(Dataset records)
■ ■ ■ ■

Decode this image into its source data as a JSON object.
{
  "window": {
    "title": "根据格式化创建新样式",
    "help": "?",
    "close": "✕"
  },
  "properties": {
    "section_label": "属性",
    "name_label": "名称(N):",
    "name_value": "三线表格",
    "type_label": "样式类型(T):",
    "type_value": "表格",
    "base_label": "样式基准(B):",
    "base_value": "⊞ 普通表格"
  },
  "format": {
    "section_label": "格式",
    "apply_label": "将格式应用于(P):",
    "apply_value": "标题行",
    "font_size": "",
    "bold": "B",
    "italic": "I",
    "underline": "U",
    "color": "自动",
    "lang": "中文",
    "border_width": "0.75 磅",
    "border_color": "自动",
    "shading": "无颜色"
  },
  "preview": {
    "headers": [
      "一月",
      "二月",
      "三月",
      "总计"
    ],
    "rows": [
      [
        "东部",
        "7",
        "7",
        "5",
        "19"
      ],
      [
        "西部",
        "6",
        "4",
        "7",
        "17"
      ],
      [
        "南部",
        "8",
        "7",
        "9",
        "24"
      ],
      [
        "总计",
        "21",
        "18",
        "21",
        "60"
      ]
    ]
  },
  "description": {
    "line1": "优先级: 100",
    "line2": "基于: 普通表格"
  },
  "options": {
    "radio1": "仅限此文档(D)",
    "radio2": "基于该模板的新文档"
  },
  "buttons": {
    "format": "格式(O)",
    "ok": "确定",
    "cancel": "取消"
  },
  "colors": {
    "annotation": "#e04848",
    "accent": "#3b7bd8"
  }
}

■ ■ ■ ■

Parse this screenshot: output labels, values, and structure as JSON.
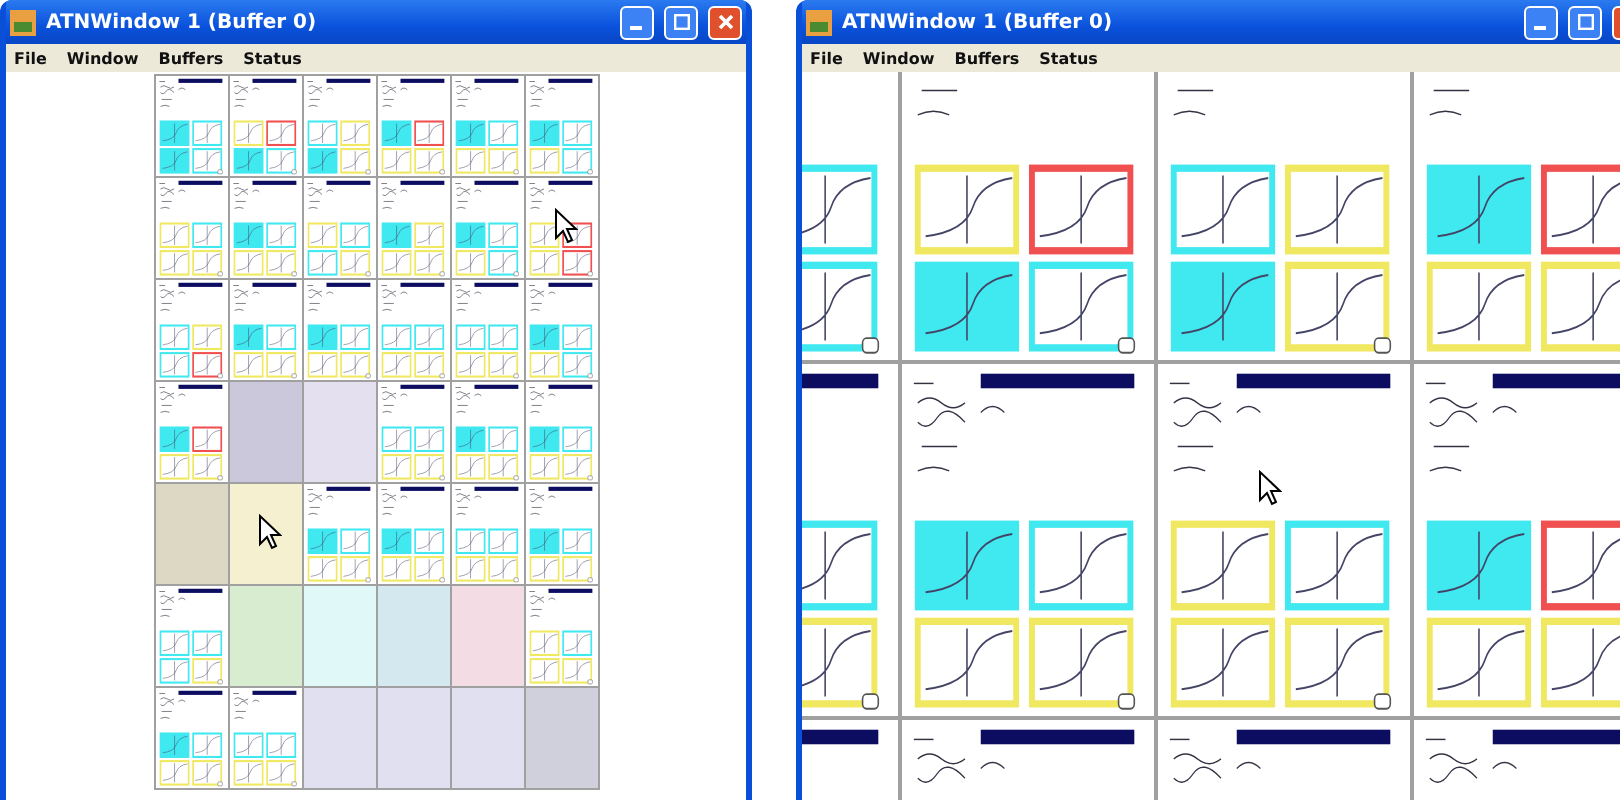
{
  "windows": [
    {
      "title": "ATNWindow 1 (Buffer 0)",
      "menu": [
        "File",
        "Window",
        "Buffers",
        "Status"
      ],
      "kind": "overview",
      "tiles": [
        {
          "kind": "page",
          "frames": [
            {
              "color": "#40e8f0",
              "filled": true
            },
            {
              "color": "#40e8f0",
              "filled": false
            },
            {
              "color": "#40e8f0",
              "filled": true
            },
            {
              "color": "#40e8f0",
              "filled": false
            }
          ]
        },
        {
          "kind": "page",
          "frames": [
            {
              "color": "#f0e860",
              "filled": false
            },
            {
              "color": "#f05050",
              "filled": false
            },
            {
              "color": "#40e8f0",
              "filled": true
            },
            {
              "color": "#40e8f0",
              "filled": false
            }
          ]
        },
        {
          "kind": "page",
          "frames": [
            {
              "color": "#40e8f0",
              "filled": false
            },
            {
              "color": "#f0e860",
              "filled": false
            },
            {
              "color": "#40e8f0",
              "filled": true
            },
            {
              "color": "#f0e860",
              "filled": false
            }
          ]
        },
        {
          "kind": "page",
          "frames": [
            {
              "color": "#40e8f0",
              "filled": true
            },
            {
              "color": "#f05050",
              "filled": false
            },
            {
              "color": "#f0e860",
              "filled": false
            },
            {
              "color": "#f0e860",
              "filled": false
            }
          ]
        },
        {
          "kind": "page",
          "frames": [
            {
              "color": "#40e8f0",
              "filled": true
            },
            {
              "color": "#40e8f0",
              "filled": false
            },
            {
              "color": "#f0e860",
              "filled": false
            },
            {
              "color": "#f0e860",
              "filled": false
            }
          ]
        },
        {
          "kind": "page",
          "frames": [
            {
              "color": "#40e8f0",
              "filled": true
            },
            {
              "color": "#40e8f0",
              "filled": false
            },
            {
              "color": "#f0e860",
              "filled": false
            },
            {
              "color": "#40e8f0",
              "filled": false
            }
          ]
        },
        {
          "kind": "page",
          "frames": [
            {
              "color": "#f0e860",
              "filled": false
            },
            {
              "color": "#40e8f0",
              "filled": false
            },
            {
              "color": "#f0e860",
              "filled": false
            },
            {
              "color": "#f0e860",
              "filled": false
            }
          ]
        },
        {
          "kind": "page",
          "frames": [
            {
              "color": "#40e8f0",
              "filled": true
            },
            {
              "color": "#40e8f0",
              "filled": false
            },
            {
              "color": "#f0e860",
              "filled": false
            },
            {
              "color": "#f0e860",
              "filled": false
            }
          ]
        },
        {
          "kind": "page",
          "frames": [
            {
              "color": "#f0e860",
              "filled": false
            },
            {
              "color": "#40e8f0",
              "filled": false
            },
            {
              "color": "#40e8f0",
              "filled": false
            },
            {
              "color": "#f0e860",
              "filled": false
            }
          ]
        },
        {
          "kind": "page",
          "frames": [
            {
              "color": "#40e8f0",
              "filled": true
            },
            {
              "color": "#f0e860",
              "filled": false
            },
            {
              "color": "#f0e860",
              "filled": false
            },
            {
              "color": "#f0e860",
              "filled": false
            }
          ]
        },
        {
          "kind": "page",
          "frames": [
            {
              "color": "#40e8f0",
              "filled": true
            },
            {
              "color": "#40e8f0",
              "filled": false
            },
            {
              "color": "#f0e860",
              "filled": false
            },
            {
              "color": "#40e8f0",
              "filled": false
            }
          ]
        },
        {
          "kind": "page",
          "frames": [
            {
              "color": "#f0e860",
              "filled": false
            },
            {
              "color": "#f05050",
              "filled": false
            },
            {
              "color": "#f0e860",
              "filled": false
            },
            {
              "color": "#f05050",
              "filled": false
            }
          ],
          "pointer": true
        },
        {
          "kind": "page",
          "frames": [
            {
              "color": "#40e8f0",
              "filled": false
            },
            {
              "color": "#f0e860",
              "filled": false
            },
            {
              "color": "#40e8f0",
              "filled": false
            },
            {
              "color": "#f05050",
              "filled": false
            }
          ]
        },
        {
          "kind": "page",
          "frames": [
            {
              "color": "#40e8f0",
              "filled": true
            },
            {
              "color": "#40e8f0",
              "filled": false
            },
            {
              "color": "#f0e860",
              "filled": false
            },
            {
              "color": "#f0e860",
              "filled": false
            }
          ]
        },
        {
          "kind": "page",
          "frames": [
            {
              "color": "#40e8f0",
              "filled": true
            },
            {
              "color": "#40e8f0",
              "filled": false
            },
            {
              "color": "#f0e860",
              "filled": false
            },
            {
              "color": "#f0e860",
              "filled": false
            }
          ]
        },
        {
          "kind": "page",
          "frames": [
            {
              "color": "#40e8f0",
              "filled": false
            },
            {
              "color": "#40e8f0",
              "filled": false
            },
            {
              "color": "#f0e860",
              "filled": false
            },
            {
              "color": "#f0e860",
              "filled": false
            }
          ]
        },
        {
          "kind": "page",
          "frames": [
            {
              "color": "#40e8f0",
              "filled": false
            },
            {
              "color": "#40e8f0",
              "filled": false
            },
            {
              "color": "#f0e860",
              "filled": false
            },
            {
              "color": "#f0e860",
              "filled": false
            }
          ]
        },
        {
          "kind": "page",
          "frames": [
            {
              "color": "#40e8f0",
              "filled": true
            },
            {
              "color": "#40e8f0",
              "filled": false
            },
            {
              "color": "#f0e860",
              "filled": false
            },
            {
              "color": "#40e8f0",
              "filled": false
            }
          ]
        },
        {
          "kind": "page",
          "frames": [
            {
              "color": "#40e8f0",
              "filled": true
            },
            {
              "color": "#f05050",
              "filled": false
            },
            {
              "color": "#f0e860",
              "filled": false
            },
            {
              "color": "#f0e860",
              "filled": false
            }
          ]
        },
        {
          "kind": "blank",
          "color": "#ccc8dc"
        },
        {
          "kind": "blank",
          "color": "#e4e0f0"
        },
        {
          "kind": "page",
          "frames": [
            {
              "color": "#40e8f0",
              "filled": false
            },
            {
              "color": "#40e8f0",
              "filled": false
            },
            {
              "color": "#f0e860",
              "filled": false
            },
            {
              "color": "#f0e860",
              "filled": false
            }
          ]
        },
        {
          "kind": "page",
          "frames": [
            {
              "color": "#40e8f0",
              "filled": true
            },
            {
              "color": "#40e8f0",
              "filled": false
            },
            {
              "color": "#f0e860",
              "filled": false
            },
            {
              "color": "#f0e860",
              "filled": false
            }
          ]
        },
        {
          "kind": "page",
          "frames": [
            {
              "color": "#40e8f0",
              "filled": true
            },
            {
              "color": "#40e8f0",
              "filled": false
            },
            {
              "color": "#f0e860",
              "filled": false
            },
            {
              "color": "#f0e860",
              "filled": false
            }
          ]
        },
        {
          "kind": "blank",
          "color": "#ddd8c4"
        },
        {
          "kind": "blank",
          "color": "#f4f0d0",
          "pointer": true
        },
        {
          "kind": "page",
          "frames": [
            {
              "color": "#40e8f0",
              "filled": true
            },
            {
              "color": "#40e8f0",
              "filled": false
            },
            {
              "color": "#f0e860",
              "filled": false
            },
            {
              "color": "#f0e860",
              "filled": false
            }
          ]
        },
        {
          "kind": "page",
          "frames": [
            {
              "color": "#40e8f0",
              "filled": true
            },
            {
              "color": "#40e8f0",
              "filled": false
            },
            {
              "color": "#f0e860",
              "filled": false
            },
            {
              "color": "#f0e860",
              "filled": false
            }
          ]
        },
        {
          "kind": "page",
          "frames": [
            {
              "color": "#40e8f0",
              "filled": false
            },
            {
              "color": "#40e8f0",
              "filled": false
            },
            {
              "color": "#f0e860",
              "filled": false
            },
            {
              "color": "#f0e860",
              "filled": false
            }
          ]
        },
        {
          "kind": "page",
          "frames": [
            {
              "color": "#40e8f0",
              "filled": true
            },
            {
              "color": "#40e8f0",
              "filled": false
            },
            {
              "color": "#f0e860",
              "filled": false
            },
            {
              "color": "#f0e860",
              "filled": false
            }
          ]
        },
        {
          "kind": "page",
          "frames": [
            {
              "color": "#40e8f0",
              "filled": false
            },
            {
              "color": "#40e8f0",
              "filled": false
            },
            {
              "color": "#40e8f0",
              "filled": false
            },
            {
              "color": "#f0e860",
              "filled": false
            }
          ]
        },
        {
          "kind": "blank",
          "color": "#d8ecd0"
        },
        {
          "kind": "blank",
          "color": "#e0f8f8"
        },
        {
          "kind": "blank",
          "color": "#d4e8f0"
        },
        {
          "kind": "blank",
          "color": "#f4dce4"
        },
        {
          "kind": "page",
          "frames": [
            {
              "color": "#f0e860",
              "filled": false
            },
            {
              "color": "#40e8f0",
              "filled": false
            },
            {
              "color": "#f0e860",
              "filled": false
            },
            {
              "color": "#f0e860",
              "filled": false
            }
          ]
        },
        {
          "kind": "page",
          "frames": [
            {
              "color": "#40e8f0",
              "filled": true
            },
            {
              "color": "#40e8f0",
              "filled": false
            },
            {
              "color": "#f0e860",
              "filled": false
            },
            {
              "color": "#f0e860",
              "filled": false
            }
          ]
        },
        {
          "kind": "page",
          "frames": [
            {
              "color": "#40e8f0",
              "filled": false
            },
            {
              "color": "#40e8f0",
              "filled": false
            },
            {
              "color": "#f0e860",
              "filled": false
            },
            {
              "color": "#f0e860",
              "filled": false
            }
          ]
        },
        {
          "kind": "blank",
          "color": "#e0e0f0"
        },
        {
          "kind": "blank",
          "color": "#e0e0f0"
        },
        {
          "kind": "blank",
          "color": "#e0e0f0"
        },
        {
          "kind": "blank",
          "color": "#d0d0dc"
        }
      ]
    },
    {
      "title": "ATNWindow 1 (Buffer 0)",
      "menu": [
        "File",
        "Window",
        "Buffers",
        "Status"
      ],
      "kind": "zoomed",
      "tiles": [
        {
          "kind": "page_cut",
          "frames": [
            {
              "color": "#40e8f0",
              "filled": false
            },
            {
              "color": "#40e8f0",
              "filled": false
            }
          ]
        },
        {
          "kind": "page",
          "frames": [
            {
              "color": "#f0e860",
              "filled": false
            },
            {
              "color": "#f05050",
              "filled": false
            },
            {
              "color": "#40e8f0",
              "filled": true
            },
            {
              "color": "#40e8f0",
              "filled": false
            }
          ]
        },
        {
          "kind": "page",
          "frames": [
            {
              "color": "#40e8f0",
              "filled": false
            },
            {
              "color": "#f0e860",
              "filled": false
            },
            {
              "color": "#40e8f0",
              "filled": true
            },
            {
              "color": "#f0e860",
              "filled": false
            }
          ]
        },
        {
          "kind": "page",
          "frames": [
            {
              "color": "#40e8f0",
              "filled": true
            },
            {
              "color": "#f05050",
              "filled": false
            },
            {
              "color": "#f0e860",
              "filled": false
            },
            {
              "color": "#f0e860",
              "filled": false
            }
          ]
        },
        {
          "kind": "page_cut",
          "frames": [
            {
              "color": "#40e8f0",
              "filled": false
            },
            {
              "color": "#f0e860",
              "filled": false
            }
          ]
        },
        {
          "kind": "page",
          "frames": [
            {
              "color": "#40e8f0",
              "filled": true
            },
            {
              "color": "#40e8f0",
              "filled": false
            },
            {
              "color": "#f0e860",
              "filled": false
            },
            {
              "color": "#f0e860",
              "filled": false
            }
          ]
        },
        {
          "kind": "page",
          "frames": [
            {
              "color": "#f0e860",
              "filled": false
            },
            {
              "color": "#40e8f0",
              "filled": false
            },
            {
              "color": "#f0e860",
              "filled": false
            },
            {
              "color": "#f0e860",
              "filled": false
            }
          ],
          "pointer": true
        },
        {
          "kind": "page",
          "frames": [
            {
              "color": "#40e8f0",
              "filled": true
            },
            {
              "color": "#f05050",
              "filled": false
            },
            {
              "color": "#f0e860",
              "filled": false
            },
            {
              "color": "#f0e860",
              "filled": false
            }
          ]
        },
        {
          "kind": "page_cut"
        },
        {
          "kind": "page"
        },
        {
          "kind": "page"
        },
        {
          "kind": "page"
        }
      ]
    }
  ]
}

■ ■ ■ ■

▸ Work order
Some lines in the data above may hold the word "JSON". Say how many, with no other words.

▸ Output for this task
2